Some thought must be given to managing those risks before any event occurs, and the role of lawyers will of course be central in the aftermath of such an event. The best legal defence against such punitive liabilities is precisely the same as those measures needed to prevent a catastrophic incident in the first instance: a robust safety culture, defensible technical and operational standards, meaningful independent review, and other similar measures. In that regard, mining companies that have not adopted the GISTM will likely be at greater risk in the aftermath of an incident. It appears largely unquestioned that the GISTM represents a significant improvement in the area of tailings facility safety and reducing major accident risk. The GISTM has emerged from organisations and from a process that will not be easily dismissed as stating an appropriate standard of management and care. Thus, for those entities that do not adopt the requirements of the GISTM, significant thought should be given to documenting the basis for that decision and demonstrating how equivalent measures of safety have been deployed. Importantly, the ICMM has developed a detailed good practice guide regarding tailings management64 and a conformance protocol to assist its members in compliance with the GISTM. Even entities that develop a particularised tailings facility management approach, rather than adopt the GISTM as a whole, may still be well served by considering many of the points made in the GISTM.

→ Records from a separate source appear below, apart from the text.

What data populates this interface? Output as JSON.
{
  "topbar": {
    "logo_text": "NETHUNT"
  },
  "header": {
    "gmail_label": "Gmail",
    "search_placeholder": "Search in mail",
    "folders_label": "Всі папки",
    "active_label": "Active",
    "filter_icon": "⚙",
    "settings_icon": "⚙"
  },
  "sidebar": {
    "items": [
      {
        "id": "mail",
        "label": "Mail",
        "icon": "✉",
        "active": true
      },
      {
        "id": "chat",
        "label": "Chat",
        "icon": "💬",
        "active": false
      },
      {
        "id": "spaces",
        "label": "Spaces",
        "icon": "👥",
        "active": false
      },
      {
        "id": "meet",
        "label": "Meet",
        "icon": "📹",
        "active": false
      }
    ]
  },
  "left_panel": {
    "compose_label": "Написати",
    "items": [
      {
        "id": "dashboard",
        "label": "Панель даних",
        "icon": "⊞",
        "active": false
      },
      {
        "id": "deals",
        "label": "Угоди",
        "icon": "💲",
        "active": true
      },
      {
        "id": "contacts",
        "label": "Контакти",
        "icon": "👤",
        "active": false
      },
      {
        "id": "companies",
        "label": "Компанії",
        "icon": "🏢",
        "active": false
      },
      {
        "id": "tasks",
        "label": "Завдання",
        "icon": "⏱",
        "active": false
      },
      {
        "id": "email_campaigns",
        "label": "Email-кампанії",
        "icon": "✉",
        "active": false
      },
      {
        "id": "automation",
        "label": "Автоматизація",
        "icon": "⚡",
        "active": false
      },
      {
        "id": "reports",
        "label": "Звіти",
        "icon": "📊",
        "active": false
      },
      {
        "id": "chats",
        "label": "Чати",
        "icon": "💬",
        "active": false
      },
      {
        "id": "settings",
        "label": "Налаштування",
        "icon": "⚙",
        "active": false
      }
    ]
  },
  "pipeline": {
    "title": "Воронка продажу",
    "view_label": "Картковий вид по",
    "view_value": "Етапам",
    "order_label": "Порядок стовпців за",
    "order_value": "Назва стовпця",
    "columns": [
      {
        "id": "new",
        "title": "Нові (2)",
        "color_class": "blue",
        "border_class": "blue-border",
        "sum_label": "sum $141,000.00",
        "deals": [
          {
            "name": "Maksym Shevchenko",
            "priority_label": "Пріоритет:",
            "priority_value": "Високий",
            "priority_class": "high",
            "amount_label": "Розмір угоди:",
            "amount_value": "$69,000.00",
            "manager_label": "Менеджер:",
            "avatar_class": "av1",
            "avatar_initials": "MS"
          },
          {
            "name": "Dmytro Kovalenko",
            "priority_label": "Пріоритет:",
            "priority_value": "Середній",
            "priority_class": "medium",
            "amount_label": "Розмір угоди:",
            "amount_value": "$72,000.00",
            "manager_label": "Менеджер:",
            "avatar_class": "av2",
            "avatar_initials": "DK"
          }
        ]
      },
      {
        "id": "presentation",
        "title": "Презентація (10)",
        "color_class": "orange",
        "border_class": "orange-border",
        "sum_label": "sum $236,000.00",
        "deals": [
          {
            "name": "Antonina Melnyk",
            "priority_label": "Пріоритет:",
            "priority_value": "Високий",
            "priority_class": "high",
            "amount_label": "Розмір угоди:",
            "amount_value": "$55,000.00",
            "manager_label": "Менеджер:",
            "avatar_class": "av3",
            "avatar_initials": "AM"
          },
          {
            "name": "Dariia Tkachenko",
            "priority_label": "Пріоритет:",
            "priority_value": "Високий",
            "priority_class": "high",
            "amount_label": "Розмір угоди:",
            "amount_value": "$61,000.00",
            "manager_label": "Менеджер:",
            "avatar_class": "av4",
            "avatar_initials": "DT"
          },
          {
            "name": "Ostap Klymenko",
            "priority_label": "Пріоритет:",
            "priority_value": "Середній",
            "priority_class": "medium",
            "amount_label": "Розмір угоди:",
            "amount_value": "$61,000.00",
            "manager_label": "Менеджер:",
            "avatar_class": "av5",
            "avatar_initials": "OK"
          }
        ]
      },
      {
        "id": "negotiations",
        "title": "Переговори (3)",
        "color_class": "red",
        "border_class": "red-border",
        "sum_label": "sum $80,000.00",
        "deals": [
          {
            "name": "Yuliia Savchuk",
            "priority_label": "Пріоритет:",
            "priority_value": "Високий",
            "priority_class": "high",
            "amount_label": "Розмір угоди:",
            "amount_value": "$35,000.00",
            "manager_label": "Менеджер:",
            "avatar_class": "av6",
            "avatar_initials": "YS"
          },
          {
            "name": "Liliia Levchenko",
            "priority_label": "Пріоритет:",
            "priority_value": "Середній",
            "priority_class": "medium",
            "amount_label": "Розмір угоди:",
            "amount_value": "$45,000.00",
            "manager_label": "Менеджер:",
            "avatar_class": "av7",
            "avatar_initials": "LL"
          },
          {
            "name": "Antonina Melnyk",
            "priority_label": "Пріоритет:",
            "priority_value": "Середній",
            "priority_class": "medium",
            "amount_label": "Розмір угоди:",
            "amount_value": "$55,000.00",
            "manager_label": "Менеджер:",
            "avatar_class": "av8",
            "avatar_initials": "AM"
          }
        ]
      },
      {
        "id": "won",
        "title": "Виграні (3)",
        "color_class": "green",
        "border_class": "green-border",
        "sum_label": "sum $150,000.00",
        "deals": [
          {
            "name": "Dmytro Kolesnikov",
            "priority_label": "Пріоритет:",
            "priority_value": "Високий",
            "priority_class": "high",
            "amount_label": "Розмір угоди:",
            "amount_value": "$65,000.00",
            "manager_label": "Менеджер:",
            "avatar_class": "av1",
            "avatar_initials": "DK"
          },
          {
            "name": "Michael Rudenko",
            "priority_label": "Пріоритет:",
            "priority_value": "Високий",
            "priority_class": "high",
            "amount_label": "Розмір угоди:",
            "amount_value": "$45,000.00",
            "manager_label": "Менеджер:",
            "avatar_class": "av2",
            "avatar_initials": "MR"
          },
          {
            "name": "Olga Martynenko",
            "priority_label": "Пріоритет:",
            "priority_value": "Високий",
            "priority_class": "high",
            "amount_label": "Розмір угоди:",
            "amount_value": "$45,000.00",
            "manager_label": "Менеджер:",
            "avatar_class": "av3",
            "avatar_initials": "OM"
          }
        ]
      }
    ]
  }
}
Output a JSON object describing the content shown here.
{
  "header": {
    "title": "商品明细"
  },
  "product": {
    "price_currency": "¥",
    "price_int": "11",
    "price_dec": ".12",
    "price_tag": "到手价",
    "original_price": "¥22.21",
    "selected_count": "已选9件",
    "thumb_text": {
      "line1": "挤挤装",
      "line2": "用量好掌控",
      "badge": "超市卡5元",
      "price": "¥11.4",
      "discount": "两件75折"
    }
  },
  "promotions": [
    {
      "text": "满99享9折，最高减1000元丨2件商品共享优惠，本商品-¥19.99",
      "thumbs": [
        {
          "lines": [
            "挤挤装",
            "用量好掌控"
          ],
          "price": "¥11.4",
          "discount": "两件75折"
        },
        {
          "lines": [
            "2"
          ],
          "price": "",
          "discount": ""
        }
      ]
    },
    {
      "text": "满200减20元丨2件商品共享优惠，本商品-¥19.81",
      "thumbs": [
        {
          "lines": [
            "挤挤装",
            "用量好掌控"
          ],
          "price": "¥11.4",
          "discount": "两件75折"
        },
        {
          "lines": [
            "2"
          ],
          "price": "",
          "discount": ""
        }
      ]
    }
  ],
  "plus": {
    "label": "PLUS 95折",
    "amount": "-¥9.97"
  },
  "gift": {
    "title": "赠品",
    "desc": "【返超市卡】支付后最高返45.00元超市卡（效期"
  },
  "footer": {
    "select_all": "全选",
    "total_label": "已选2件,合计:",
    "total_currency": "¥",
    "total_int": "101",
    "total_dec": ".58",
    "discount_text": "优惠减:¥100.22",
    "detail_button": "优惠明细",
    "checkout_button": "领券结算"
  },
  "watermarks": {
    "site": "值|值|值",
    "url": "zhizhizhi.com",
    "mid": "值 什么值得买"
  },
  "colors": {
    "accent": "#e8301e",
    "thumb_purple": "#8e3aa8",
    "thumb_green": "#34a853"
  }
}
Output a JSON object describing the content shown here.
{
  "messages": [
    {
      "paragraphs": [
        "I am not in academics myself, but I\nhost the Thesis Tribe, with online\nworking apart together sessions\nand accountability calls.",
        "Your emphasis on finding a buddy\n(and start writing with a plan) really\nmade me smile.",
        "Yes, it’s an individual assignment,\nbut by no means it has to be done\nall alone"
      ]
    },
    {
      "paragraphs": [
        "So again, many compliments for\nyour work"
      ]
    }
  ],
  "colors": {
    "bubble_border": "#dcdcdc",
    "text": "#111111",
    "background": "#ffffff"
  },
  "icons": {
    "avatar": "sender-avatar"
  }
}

On a final note, it is important to recognise the many benefits of mining, in order to place the potential risks in context. It has been recognised, for example, that various metals produced through mining are critical to the infrastructure build out necessary to support greater electrification, a step that is in turn necessary to facilitate renewable energy deployment to reduce greenhouse gas emissions and align with the goals of the Paris Agreement. Similarly, there are many historic mining districts with poor environmental conditions and no remaining responsible parties that can restore them, where the most viable path to environmental remediation may be a mine-to-remediate scenario that would have benefits for mining companies, the environment, local stakeholders and regulating governments alike. While this consideration in no way justifies deviations from necessary tailings facility safety and reclamation practices, it is important to ensure that this side of the equation is also placed before stakeholders evaluating mining policy decisions – whether regulating governments or financial institutions making investment decisions – to ensure a balanced consideration of these important issues. In short, metals are still essential to achieving many laudable social welfare goals, and without mining those metals will not be available. Lawyers can play an important role in ensuring this is not overlooked as the industry moves to better practices.